Once he was dismissed because of his pigmentation, laughed off as a figment of Arum’s imagination, the adroit matchmaking of Bruce Trampler and his manager, Cameron Dunkin, and a guy who would be exposed by Taylor if Miranda didn’t get to him first. Well, they both got to him and they both left on their backs. Do that for a while, fight after fight, and people begin to notice.
But for Arum to mention Pavlik’s name in the same breath as Monzon and Hagler’s takes the whole discussion to another level. For his part, Pavlik (34-0, 30 KO) came out of the Lockett fight saying he was ready to fight anyone. He twice mentioned Godzilla as one possibility so to say his confidence is high at the moment would be an understatement. The question for Arum is where can he logically take Pavlik next.
Immediately after the fight there was much discussion of a possible Oct. 18 match with super middleweight and light heavyweight champion Joe Calzaghe back in Atlantic City, New York, Las Vegas or Wales.
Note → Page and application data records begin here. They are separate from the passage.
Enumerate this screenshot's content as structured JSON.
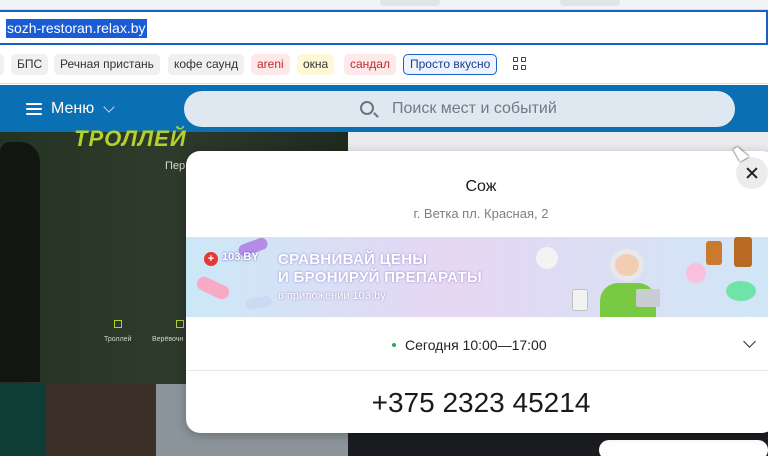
{
  "browser": {
    "url": "sozh-restoran.relax.by",
    "bookmarks": [
      {
        "label": "БПС",
        "style": "plain"
      },
      {
        "label": "Речная пристань",
        "style": "plain"
      },
      {
        "label": "кофе саунд",
        "style": "plain"
      },
      {
        "label": "areni",
        "style": "red"
      },
      {
        "label": "окна",
        "style": "yellow"
      },
      {
        "label": "сандал",
        "style": "red"
      },
      {
        "label": "Просто вкусно",
        "style": "outlined"
      }
    ],
    "apps_icon": "grid-icon"
  },
  "site_header": {
    "menu_label": "Меню",
    "search_placeholder": "Поиск мест и событий",
    "header_color": "#0b6fb3"
  },
  "hero": {
    "title": "ТРОЛЛЕЙ",
    "subtitle": "Пер",
    "label_1": "Троллей",
    "label_2": "Верёвочн"
  },
  "modal": {
    "title": "Сож",
    "address": "г. Ветка пл. Красная, 2",
    "banner": {
      "brand": "103.BY",
      "line1": "СРАВНИВАЙ ЦЕНЫ",
      "line2": "И БРОНИРУЙ ПРЕПАРАТЫ",
      "line3": "в приложении 103.by"
    },
    "schedule": "Сегодня 10:00—17:00",
    "phone": "+375 2323 45214"
  }
}
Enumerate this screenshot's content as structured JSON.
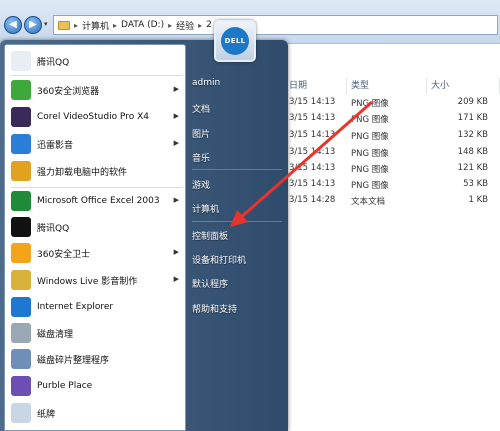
{
  "explorer": {
    "breadcrumb": [
      "计算机",
      "DATA (D:)",
      "经验",
      "2"
    ],
    "columns": {
      "date": "日期",
      "type": "类型",
      "size": "大小"
    },
    "files": [
      {
        "date": "3/15 14:13",
        "type": "PNG 图像",
        "size": "209 KB"
      },
      {
        "date": "3/15 14:13",
        "type": "PNG 图像",
        "size": "171 KB"
      },
      {
        "date": "3/15 14:13",
        "type": "PNG 图像",
        "size": "132 KB"
      },
      {
        "date": "3/15 14:13",
        "type": "PNG 图像",
        "size": "148 KB"
      },
      {
        "date": "3/15 14:13",
        "type": "PNG 图像",
        "size": "121 KB"
      },
      {
        "date": "3/15 14:13",
        "type": "PNG 图像",
        "size": "53 KB"
      },
      {
        "date": "3/15 14:28",
        "type": "文本文档",
        "size": "1 KB"
      }
    ]
  },
  "programs": [
    {
      "label": "腾讯QQ",
      "icon": "qq-icon-white",
      "color": "#e9eef4",
      "arrow": false
    },
    {
      "label": "360安全浏览器",
      "icon": "360-browser-icon",
      "color": "#3fa83a",
      "arrow": true
    },
    {
      "label": "Corel VideoStudio Pro X4",
      "icon": "videostudio-icon",
      "color": "#3a2a5a",
      "arrow": true
    },
    {
      "label": "迅雷影音",
      "icon": "xunlei-icon",
      "color": "#2b7ed6",
      "arrow": true
    },
    {
      "label": "强力卸载电脑中的软件",
      "icon": "uninstall-icon",
      "color": "#e0a21f",
      "arrow": false
    },
    {
      "label": "Microsoft Office Excel 2003",
      "icon": "excel-icon",
      "color": "#1f8a3a",
      "arrow": true
    },
    {
      "label": "腾讯QQ",
      "icon": "qq-penguin-icon",
      "color": "#111111",
      "arrow": false
    },
    {
      "label": "360安全卫士",
      "icon": "360-safe-icon",
      "color": "#f2a51a",
      "arrow": true
    },
    {
      "label": "Windows Live 影音制作",
      "icon": "movie-maker-icon",
      "color": "#d7b13a",
      "arrow": true
    },
    {
      "label": "Internet Explorer",
      "icon": "ie-icon",
      "color": "#1e78d2",
      "arrow": false
    },
    {
      "label": "磁盘清理",
      "icon": "disk-cleanup-icon",
      "color": "#9aa7b5",
      "arrow": false
    },
    {
      "label": "磁盘碎片整理程序",
      "icon": "defrag-icon",
      "color": "#6f8fb8",
      "arrow": false
    },
    {
      "label": "Purble Place",
      "icon": "purble-place-icon",
      "color": "#6d4fb3",
      "arrow": false
    },
    {
      "label": "纸牌",
      "icon": "solitaire-icon",
      "color": "#c9d6e6",
      "arrow": false
    }
  ],
  "right_items": [
    "admin",
    "文档",
    "图片",
    "音乐",
    "游戏",
    "计算机",
    "控制面板",
    "设备和打印机",
    "默认程序",
    "帮助和支持"
  ],
  "user_tile": {
    "logo_text": "DELL",
    "color": "#1d79c8"
  },
  "annotation": {
    "color": "#e8342a"
  }
}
Calzaghe’s promoter, Frank Warren, was in town and an initial discussion was undertaken but the fact is Calzaghe would rather face Roy Jones, Jr., an aging legend he believes would add more credibility to his own growing resume.
“My first priority is Joe Calzaghe and that’s a huge fight,’’ Arum said. “If that fight takes place it would take place in Las Vegas. So that’s priority No. 1. I really believe the Calzaghe people want to make the fight. I think the economics will come together and the fight will be made.
“Now if it can’t be made, then Kelly would fight in September and we’d like it to be in Ohio.’’
Originally Arum hoped to put such a fight in the stadium the Cleveland Browns play in but logistical problems have eliminated that possibility. He could yet take such a fight indoors to the Cavaliers’ arena with an opponent like Marco Antonio Rubio (42-4-1, 37 KO), who is Arum’s leading backup candidate if a Calzaghe fight cannot be put together.
Still, Arum’s preference was clear.
“If we can get Calzaghe done that’s going to dwarf anything you see now,’’ Arum said. “That’s going to be a monster.’’
Both are undefeated and wildly popular in their countries and would do a big number on pay-per-view in the States and in the UK. The problem is Calzaghe really doesn’t need a young gun like Pavlik in his face at this stage of his career.
At 36, the undefeated Calzaghe has made clear he only wants two or three more fights, all of them for big money. Squaring off with someone 10 years younger who is a powerful puncher would fulfill those requirements but so would Jones, who at 39 is far less formidable than a youthful middleweight knockout artist on the make.
“We’d love to fight Joe Calzaghe,’’ said Jack Loew, Pavlik’s brash trainer. “Kelly will fight anyone they put in front of him. If he stays at middleweight, he stays at middleweight. I think Calzaghe is the only fight that we would leave middleweight for now. Calzaghe catches a lot of right hands. Bernard Hopkins put him on his ass and I think if Kelly catches him on the chin he won’t have a chance.’’
Pavlik is not without options beyond Calzaghe however. While Rubio is the leading candidate for the fall, Pavlik himself spoke of wanting to unify the titles, which would mean taking a run at either IBF champion Arthur Abraham or WBA title holder Felix Sturm. Both would have little leverage beyond the belts they wear so Pavlik would be assured of a significant payday and control of most areas of the promotion with either champion.
In the end, Joe Calzaghe will decide whether or not he fights Pavlik while Pavlik will decide everything else. It would seem his options are many and all good ones…unless Bob Arum decides he really would like to see how Marvin would have done with Kelly.